Can Photovoice help us center student and parent voices when addressing challenges in our schools?
Stephanie Lechuga-Pena, ASU School of Social Work
Photovoice is a qualitative community-based participatory research (CBPR) method developed by Wang and colleagues in the early 1990s to assist rural Chinese women in documenting their everyday health and work conditions. The method has three primary goals: recording and reflecting on community strengths and concerns, promoting critical dialogue and knowledge about important issues through large and small group discussions, and communicating with policymakers and those in power to advocate for change.
This photovoice project was conducted with families at Paideia Academies in South Phoenix. Few photovoice projects have been conducted with the whole family unit as participants, in which both students and parents work together in all aspects of the photovoice project. In preparation, families were asked to create an asset map that includes resources they value in their school community. Next, they were asked to write or draw the components they like about their community on one side of the paper, and on the other side, the aspects they did not like or would like to change in their school. Participants were prompted to consider the many different aspects, including, but not limited to, the school location, institutional elements, and physical spaces. This exercise is an essential starting point for both students and parents to consider when determining their school community’s strengths and challenges.
What are the challenges and strengths of Paideia Academies from student and parent perspectives?
How can students and parents work with Paideia Academies stakeholders to address the challenges they identified?
Methods and findings
In spring 2021, Lechuga-Peña began to seek out a community partner to collaborate with. Dr. Brian Winsor, another KER fellow, was interested in learning more about photovoice and wanted more opportunities to connect with his students' parents. I detailed the photovoice project, and we agreed to partner on this project.

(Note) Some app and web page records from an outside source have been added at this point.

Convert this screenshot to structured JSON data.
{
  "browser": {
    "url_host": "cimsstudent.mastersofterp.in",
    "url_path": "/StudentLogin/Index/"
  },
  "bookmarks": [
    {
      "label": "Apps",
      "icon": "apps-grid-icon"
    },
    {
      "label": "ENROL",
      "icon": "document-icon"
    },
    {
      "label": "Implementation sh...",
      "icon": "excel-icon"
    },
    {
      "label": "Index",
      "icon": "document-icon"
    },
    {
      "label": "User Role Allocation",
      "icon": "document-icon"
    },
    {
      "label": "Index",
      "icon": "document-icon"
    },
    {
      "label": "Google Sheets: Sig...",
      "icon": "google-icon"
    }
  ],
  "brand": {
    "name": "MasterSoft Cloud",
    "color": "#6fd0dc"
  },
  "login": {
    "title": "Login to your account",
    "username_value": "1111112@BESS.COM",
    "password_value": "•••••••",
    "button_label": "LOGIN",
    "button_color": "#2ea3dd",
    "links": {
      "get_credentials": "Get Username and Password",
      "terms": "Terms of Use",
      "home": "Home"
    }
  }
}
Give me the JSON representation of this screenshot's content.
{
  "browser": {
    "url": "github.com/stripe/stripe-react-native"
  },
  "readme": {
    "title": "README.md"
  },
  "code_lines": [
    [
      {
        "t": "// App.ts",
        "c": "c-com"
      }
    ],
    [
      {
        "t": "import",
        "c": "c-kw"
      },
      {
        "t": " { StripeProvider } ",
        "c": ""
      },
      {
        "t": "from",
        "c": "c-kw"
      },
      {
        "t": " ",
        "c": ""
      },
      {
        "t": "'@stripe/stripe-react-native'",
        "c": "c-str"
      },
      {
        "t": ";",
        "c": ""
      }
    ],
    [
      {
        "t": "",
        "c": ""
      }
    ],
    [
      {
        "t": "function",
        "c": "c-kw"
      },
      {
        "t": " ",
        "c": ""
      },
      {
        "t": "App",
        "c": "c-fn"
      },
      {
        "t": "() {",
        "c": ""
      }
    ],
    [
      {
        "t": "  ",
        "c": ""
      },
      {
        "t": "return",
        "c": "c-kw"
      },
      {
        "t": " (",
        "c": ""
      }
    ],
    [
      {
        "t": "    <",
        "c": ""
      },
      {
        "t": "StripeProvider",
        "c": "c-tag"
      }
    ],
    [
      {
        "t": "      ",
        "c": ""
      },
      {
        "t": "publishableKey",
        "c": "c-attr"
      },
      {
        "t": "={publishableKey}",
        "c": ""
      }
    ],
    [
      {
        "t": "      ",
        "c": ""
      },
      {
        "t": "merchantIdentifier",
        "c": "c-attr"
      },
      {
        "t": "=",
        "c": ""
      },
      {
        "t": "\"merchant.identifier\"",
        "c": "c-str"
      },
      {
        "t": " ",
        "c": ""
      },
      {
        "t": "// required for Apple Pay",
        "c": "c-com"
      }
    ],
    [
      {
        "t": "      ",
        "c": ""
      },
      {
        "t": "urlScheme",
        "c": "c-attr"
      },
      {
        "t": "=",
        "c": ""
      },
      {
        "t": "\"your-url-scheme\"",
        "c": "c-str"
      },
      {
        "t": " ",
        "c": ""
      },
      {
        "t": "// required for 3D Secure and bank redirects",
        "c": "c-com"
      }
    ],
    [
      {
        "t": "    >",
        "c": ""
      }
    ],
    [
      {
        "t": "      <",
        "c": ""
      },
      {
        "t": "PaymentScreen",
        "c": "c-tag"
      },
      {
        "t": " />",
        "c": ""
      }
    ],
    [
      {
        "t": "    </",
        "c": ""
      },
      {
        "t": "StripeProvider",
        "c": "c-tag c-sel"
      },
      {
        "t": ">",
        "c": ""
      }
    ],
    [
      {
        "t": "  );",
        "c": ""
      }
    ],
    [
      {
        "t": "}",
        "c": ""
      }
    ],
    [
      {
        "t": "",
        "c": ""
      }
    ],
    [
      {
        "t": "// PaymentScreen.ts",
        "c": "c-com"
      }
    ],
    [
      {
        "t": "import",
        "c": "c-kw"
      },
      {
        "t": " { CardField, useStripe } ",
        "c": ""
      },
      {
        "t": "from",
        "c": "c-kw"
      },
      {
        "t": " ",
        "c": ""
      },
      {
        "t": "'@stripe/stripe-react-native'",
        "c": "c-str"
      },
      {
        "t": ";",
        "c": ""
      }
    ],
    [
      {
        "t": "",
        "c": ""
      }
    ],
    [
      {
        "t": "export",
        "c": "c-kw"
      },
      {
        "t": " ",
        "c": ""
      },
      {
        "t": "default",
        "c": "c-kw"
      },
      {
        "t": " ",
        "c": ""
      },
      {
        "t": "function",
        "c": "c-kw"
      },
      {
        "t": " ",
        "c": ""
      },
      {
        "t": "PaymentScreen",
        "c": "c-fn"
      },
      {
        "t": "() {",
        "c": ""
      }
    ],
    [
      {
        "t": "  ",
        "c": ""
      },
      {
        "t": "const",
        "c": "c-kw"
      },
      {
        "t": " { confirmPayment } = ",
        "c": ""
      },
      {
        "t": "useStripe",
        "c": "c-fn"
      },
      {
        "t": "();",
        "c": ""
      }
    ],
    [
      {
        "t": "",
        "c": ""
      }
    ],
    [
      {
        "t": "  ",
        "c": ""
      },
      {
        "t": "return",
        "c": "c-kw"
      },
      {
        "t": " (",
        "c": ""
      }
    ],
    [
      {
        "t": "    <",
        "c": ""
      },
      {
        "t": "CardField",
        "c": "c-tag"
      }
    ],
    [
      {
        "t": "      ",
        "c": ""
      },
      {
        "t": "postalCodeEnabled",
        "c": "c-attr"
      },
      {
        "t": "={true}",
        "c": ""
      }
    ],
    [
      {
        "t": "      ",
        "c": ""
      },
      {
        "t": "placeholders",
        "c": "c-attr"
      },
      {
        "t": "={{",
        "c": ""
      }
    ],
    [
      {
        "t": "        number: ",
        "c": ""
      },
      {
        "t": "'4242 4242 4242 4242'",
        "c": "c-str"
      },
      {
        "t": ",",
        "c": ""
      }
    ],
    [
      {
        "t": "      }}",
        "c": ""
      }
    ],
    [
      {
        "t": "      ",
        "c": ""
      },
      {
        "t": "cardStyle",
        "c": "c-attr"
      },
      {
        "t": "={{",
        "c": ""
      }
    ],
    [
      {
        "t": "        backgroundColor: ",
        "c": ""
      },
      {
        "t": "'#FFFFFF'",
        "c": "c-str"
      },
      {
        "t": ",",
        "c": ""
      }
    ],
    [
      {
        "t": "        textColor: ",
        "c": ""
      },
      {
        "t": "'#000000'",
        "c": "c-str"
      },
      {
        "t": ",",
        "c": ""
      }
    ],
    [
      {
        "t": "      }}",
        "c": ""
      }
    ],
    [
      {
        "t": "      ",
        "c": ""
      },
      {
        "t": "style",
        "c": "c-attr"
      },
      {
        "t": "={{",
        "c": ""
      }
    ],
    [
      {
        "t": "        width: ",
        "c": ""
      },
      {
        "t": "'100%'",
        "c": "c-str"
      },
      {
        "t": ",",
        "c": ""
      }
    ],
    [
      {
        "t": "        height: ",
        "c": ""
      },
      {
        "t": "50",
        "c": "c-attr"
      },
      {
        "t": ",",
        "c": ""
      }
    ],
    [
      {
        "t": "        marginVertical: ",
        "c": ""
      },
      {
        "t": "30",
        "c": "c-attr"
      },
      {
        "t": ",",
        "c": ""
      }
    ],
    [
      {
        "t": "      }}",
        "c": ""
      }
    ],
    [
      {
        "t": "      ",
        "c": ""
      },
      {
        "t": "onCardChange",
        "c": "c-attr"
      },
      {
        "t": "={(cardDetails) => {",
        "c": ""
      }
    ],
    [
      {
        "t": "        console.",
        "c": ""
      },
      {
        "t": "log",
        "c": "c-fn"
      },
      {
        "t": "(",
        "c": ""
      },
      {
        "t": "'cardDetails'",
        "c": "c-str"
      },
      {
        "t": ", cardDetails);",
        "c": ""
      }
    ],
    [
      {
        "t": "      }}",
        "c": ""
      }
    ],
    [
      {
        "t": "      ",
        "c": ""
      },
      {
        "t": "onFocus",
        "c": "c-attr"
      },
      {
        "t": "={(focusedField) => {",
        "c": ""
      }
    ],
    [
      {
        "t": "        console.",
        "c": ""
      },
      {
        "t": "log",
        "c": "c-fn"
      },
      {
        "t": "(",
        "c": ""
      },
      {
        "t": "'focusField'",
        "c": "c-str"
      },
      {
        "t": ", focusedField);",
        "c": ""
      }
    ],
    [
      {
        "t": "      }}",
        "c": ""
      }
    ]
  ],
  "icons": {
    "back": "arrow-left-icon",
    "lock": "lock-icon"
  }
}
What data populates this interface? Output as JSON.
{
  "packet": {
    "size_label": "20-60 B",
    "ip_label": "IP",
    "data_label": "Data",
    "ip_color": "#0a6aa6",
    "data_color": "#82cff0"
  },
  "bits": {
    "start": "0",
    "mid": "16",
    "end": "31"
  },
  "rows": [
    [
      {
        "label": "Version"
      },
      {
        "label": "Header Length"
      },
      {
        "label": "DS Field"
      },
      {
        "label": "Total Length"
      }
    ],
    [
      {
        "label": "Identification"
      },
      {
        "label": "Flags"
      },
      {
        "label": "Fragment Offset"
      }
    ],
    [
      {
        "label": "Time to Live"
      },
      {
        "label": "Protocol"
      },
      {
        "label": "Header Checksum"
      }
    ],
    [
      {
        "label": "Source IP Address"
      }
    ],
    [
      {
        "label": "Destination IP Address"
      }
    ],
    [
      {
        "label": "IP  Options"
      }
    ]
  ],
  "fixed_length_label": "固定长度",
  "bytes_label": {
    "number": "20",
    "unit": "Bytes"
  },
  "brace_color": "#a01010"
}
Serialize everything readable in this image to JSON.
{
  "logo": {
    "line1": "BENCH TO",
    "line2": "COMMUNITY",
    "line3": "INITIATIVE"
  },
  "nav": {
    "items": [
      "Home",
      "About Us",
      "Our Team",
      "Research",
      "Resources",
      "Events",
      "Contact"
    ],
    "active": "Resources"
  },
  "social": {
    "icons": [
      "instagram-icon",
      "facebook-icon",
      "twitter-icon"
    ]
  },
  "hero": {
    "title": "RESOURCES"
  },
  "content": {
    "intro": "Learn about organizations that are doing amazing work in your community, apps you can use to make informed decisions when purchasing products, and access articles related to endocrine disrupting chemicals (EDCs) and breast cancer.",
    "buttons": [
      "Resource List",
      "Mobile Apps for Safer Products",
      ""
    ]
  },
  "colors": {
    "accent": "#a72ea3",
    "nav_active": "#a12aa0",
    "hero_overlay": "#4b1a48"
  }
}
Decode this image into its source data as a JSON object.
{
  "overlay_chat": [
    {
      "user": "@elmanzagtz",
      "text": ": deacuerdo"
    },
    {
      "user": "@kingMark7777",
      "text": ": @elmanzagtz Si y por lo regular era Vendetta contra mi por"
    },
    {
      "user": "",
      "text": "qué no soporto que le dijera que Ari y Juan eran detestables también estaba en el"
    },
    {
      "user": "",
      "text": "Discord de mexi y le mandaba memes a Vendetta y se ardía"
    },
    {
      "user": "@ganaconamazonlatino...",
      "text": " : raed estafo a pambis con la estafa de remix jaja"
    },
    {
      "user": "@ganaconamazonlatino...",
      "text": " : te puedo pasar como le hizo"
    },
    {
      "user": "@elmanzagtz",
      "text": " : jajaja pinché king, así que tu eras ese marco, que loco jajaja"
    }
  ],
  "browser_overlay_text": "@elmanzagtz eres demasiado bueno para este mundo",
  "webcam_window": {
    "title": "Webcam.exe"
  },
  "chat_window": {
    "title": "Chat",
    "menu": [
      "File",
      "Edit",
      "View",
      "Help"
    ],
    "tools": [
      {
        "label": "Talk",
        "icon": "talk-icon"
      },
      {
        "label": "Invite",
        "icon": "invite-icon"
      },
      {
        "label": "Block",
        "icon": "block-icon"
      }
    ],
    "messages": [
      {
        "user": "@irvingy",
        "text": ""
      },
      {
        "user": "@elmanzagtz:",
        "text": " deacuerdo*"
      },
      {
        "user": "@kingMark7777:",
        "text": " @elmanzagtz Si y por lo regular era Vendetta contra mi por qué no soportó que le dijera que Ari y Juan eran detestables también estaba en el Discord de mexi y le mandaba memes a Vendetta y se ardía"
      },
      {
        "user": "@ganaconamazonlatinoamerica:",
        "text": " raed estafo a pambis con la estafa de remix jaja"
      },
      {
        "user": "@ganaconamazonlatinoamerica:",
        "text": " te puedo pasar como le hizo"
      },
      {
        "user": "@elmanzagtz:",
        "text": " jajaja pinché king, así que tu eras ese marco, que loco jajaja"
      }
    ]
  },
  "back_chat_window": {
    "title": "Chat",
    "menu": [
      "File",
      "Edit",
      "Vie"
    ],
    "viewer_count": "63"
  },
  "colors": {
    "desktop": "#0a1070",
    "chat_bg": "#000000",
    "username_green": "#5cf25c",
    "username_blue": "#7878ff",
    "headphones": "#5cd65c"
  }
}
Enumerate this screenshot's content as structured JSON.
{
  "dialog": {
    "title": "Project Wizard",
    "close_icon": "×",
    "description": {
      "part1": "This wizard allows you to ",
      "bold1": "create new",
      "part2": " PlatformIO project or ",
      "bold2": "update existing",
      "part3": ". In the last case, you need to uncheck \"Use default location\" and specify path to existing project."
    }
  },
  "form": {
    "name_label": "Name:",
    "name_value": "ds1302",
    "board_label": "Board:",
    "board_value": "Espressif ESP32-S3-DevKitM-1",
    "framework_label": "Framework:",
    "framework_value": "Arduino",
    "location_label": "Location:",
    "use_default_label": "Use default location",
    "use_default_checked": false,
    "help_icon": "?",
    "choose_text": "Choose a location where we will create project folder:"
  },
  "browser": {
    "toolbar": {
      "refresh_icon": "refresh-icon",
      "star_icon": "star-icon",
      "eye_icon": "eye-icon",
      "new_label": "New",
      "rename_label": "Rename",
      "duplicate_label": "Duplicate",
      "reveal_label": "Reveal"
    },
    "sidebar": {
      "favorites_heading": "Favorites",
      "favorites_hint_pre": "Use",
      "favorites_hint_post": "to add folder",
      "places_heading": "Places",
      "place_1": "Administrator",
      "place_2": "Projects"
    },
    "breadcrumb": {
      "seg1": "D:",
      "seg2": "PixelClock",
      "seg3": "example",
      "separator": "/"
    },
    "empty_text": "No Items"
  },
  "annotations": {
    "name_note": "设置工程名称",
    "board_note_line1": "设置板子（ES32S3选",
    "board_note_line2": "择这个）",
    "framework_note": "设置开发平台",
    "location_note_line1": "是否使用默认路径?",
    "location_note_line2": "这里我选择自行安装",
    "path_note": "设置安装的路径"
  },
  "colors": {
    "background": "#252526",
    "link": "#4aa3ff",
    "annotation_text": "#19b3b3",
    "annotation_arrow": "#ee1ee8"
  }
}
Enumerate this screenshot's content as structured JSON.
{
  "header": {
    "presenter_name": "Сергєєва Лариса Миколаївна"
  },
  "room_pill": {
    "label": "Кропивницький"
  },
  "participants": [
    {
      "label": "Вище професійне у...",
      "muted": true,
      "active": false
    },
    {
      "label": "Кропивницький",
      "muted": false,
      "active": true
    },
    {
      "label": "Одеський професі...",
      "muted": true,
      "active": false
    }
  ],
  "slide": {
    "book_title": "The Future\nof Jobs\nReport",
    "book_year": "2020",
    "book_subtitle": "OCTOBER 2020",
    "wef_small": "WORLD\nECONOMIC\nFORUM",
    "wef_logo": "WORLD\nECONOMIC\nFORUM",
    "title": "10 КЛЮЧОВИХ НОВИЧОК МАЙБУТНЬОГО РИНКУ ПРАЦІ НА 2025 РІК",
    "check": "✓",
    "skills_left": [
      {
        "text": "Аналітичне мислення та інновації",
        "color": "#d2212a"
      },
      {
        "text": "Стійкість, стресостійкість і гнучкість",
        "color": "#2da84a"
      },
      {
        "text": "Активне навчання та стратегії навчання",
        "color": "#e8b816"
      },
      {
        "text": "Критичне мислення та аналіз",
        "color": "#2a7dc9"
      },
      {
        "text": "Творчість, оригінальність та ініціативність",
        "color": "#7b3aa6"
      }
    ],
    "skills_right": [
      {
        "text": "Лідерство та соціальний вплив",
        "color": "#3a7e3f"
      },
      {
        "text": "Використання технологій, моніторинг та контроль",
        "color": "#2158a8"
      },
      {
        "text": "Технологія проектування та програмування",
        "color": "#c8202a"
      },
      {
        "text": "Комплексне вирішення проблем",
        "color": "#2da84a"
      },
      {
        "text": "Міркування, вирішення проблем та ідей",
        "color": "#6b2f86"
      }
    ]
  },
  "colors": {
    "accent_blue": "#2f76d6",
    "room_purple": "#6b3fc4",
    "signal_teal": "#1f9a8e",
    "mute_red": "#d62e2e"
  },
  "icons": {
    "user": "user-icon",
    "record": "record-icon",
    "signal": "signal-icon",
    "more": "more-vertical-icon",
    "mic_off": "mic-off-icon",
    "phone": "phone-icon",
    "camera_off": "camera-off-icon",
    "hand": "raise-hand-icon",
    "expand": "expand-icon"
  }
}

Lechuga-Peña began by familiarizing herself with the school community and choosing a time to launch the project while following appropriate COVID-19 protocol. She launched the photovoice project in the fall with six families. Families met for two hours a week for five weeks. Each meeting began with dinner, a critical component of the program, followed by group activities designed to prepare families to take photos of the strengths and challenges of their school community.
Families were asked to explore their feelings about their school community by taking photographs of its self-identified strengths and challenges. During the photovoice learning session, families were given a photography assignment and asked to photograph a total of eight images, including four strengths and four challenges in their community. Participants were also asked to take these photographs during the following week and on their own time. It was emphasized that the photographs they took would build upon the asset map activity. Parent participants were reminded to encourage their children to participate in decision-making while taking photographs in their community. During the week leading up to the final session, parent participants forwarded the photos their family took to the lead facilitator through text message or email. The lead facilitator then printed two copies of each photo families took. One copy of each photo was to be used for the photovoice display boards families would create, and one copy was given to the families for them to keep.
Families then created photo board displays with their photos and quotes to present and exhibit to the broader school community, providing a platform to center their voice on issues impacting them and providing a call to action to address changes they want to see in their school community.
Paideia Academies, Inc.
ASU School of Social Work students
Photovoice is an empowering tool and can be taught to almost anyone because they only need a camera to capture a photo. The photos captured by the participants are used as a communication tool to educate, inspire, and influence decisions that affect the individual, their family, or community. Photovoice allows individuals from groups whose voices are not typically heard to voice their concerns through photography. Photovoice recognizes that this tool can be used for anyone and gives expertise and insight into their communities and worlds that professionals and outsiders may lack.
The process of creating visual images is often a source of empowerment, and at the completion of the photovoice project students and parents will have the opportunity to share their project with the larger school community. Project deliverables include a photovoice presentation to stakeholders from students and parents as well as a photovoice display in the school community’s public spaces, where people can see the strengths and challenges captured through photography and participant narratives.